[Exercise] Take the whole listing and reproduce it exactly, pictures excepted.

[Dataset records]

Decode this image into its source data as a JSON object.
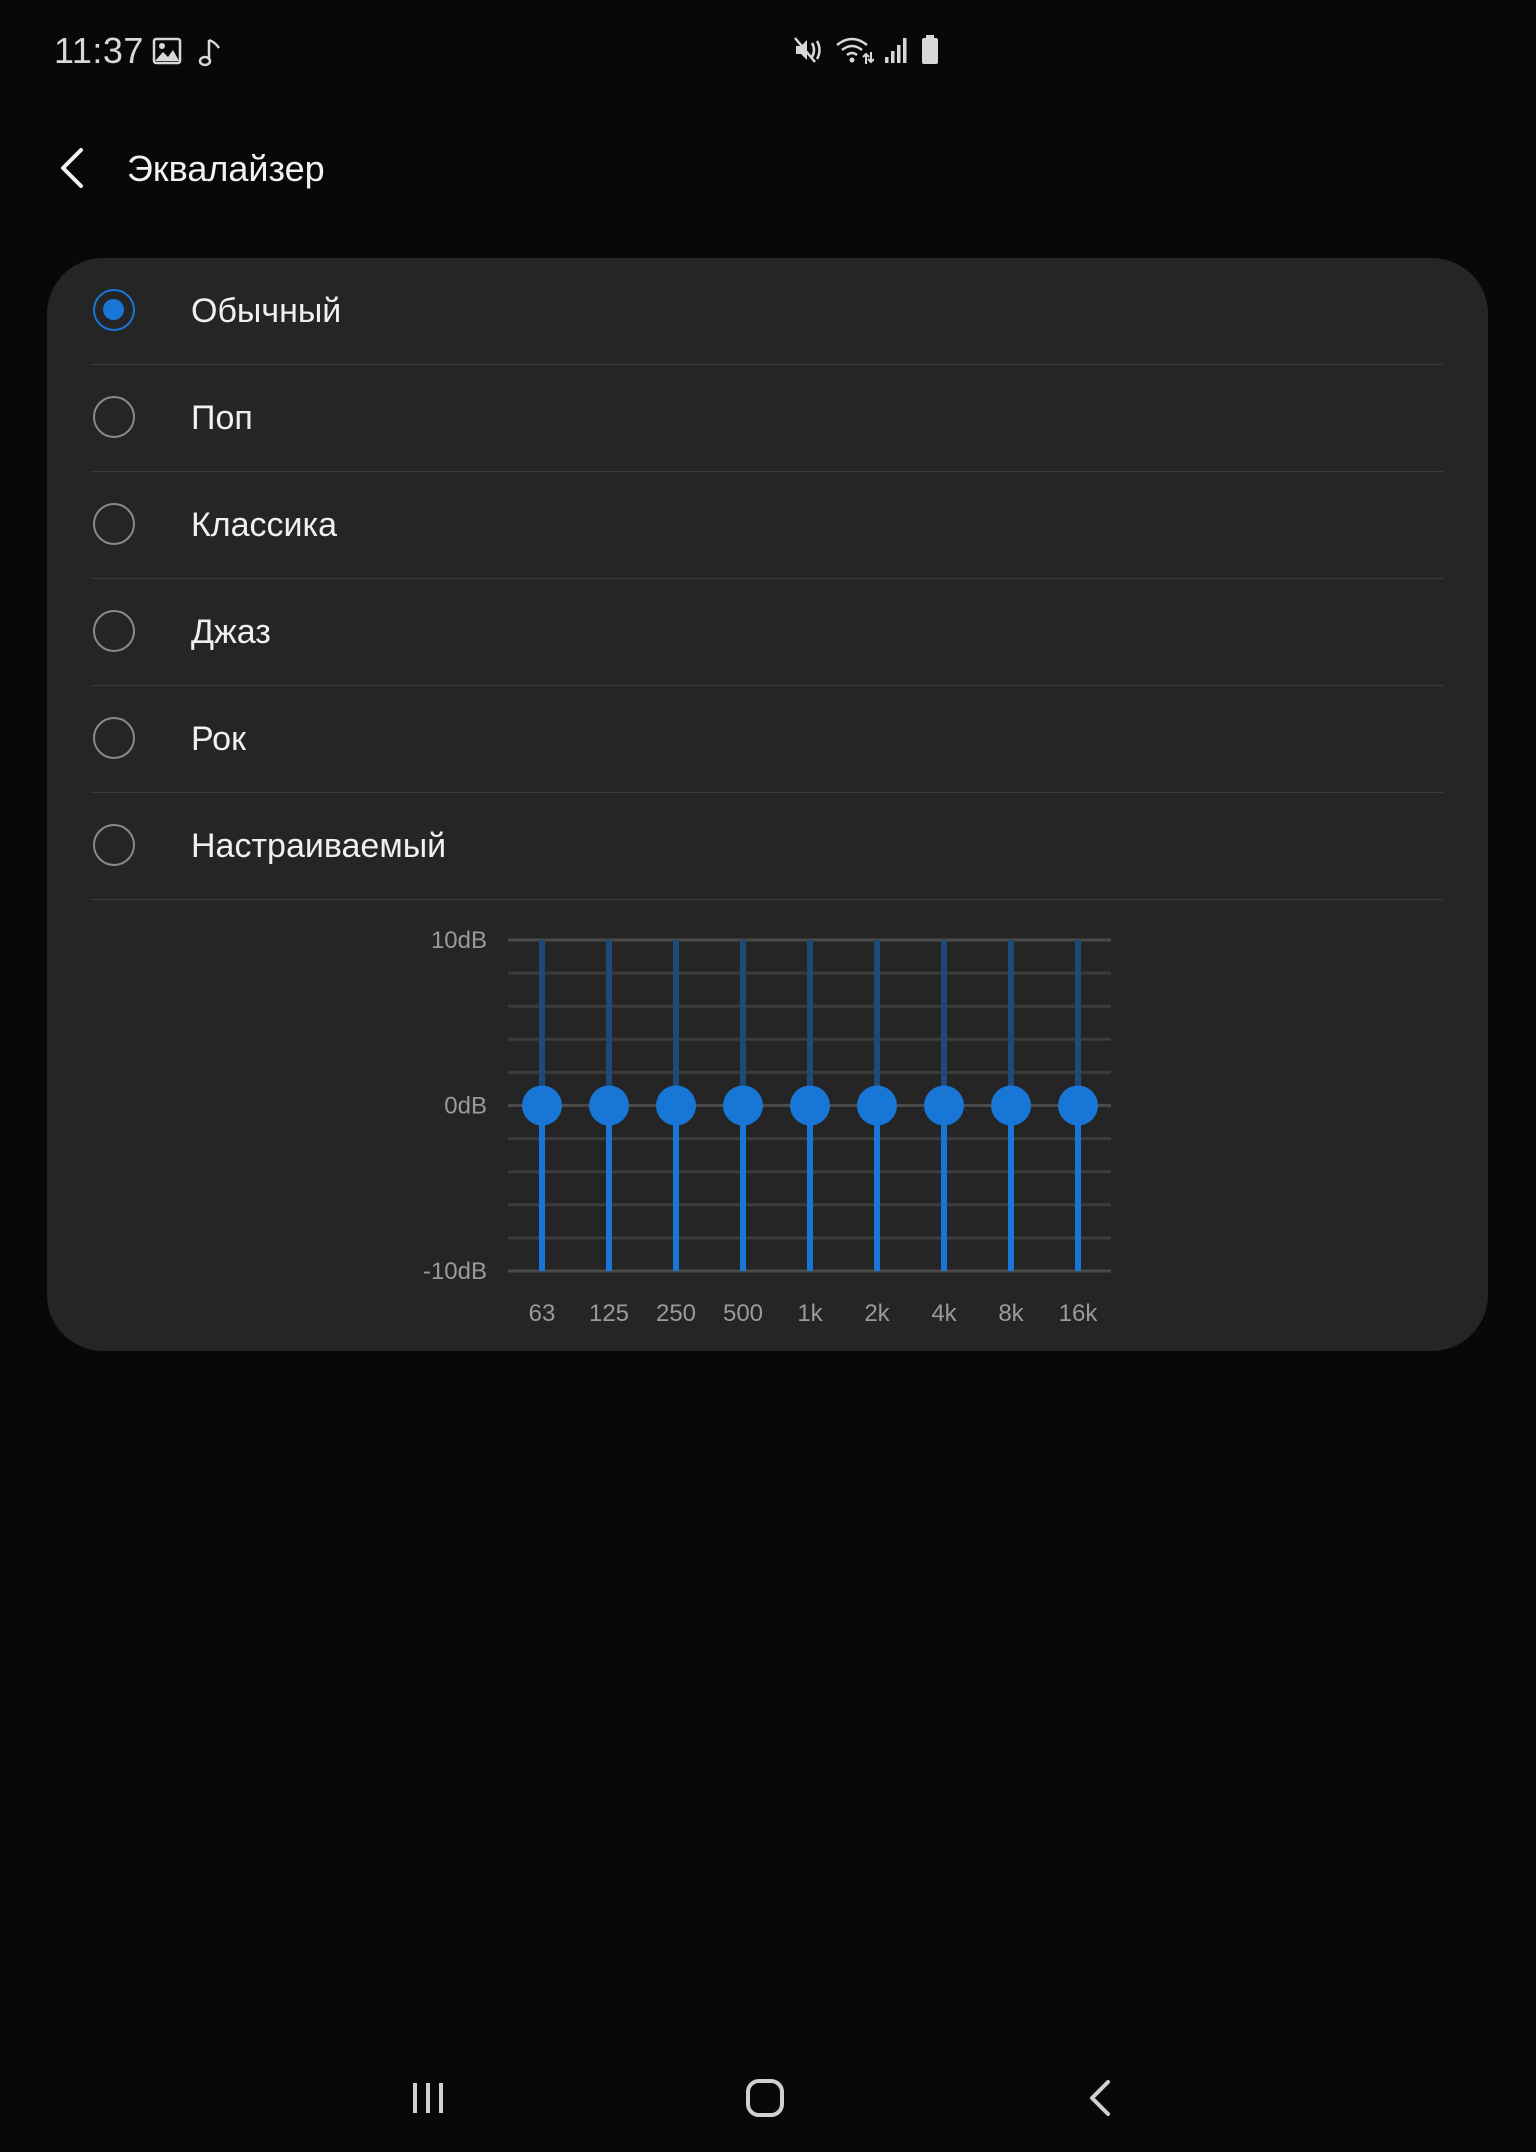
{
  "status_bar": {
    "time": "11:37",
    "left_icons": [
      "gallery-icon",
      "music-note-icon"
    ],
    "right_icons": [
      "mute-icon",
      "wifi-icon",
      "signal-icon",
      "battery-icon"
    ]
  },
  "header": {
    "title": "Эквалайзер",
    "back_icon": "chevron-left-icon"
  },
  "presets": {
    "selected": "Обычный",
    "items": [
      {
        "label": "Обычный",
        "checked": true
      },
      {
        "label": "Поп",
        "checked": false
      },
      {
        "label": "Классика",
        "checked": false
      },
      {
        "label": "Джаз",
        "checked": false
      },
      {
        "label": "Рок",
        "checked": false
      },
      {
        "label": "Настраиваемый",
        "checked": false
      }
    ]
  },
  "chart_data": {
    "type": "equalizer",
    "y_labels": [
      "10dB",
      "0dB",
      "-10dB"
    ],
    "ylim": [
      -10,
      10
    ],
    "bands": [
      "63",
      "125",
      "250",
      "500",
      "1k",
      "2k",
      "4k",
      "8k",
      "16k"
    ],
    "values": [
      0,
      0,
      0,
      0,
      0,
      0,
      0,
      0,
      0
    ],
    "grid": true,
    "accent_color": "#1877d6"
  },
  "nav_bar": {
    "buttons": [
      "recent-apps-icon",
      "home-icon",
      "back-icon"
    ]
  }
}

[Output of the exercise]
Decode this image into its source data as a JSON object.
{
  "status_bar": {
    "time": "11:37",
    "left_icons": [
      "gallery-icon",
      "music-note-icon"
    ],
    "right_icons": [
      "mute-icon",
      "wifi-icon",
      "signal-icon",
      "battery-icon"
    ]
  },
  "header": {
    "title": "Эквалайзер",
    "back_icon": "chevron-left-icon"
  },
  "presets": {
    "selected": "Обычный",
    "items": [
      {
        "label": "Обычный",
        "checked": true
      },
      {
        "label": "Поп",
        "checked": false
      },
      {
        "label": "Классика",
        "checked": false
      },
      {
        "label": "Джаз",
        "checked": false
      },
      {
        "label": "Рок",
        "checked": false
      },
      {
        "label": "Настраиваемый",
        "checked": false
      }
    ]
  },
  "chart_data": {
    "type": "equalizer",
    "y_labels": [
      "10dB",
      "0dB",
      "-10dB"
    ],
    "ylim": [
      -10,
      10
    ],
    "bands": [
      "63",
      "125",
      "250",
      "500",
      "1k",
      "2k",
      "4k",
      "8k",
      "16k"
    ],
    "values": [
      0,
      0,
      0,
      0,
      0,
      0,
      0,
      0,
      0
    ],
    "grid": true,
    "accent_color": "#1877d6"
  },
  "nav_bar": {
    "buttons": [
      "recent-apps-icon",
      "home-icon",
      "back-icon"
    ]
  }
}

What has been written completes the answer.